**EXERCISE OBJECTIVE:** Return every entry exactly as written.

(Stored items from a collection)
*** Begin section ***

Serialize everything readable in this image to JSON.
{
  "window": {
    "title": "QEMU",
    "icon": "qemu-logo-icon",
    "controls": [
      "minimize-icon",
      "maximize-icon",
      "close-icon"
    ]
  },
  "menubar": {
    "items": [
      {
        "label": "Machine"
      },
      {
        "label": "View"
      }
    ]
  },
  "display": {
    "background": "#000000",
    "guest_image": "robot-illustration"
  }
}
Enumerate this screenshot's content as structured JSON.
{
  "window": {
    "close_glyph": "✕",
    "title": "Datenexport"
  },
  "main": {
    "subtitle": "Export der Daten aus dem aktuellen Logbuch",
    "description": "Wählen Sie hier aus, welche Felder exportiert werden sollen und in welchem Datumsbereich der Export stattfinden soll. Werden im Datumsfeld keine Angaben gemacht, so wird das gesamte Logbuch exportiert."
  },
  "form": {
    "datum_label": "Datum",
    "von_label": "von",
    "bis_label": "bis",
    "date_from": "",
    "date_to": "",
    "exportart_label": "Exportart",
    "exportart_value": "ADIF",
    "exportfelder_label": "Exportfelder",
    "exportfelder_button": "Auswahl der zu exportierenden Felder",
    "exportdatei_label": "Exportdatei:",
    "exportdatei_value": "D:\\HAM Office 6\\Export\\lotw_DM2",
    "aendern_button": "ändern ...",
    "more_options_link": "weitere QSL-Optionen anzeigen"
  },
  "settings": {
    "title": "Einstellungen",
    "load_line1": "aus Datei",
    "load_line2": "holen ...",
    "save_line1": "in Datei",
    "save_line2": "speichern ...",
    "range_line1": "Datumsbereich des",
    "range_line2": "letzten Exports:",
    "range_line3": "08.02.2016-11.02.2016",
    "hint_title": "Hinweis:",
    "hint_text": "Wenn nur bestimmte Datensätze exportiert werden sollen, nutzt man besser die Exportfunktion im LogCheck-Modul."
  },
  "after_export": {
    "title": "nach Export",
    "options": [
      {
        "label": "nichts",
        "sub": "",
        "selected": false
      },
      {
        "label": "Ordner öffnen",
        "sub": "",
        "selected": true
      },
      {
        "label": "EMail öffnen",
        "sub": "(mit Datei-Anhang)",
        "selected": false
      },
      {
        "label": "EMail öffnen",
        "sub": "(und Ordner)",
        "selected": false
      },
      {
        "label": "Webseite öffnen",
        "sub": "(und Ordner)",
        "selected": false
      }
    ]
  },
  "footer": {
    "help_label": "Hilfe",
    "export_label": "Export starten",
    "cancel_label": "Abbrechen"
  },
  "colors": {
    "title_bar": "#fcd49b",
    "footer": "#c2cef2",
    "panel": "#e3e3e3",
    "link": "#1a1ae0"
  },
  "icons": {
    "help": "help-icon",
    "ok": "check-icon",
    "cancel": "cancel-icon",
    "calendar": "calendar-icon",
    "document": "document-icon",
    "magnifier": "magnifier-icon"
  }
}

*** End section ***

**EXERCISE RESPONSE:**
Serialize everything readable in this image to JSON.
{
  "window": {
    "title": "QEMU",
    "icon": "qemu-logo-icon",
    "controls": [
      "minimize-icon",
      "maximize-icon",
      "close-icon"
    ]
  },
  "menubar": {
    "items": [
      {
        "label": "Machine"
      },
      {
        "label": "View"
      }
    ]
  },
  "display": {
    "background": "#000000",
    "guest_image": "robot-illustration"
  }
}
Enumerate this screenshot's content as structured JSON.
{
  "window": {
    "close_glyph": "✕",
    "title": "Datenexport"
  },
  "main": {
    "subtitle": "Export der Daten aus dem aktuellen Logbuch",
    "description": "Wählen Sie hier aus, welche Felder exportiert werden sollen und in welchem Datumsbereich der Export stattfinden soll. Werden im Datumsfeld keine Angaben gemacht, so wird das gesamte Logbuch exportiert."
  },
  "form": {
    "datum_label": "Datum",
    "von_label": "von",
    "bis_label": "bis",
    "date_from": "",
    "date_to": "",
    "exportart_label": "Exportart",
    "exportart_value": "ADIF",
    "exportfelder_label": "Exportfelder",
    "exportfelder_button": "Auswahl der zu exportierenden Felder",
    "exportdatei_label": "Exportdatei:",
    "exportdatei_value": "D:\\HAM Office 6\\Export\\lotw_DM2",
    "aendern_button": "ändern ...",
    "more_options_link": "weitere QSL-Optionen anzeigen"
  },
  "settings": {
    "title": "Einstellungen",
    "load_line1": "aus Datei",
    "load_line2": "holen ...",
    "save_line1": "in Datei",
    "save_line2": "speichern ...",
    "range_line1": "Datumsbereich des",
    "range_line2": "letzten Exports:",
    "range_line3": "08.02.2016-11.02.2016",
    "hint_title": "Hinweis:",
    "hint_text": "Wenn nur bestimmte Datensätze exportiert werden sollen, nutzt man besser die Exportfunktion im LogCheck-Modul."
  },
  "after_export": {
    "title": "nach Export",
    "options": [
      {
        "label": "nichts",
        "sub": "",
        "selected": false
      },
      {
        "label": "Ordner öffnen",
        "sub": "",
        "selected": true
      },
      {
        "label": "EMail öffnen",
        "sub": "(mit Datei-Anhang)",
        "selected": false
      },
      {
        "label": "EMail öffnen",
        "sub": "(und Ordner)",
        "selected": false
      },
      {
        "label": "Webseite öffnen",
        "sub": "(und Ordner)",
        "selected": false
      }
    ]
  },
  "footer": {
    "help_label": "Hilfe",
    "export_label": "Export starten",
    "cancel_label": "Abbrechen"
  },
  "colors": {
    "title_bar": "#fcd49b",
    "footer": "#c2cef2",
    "panel": "#e3e3e3",
    "link": "#1a1ae0"
  },
  "icons": {
    "help": "help-icon",
    "ok": "check-icon",
    "cancel": "cancel-icon",
    "calendar": "calendar-icon",
    "document": "document-icon",
    "magnifier": "magnifier-icon"
  }
}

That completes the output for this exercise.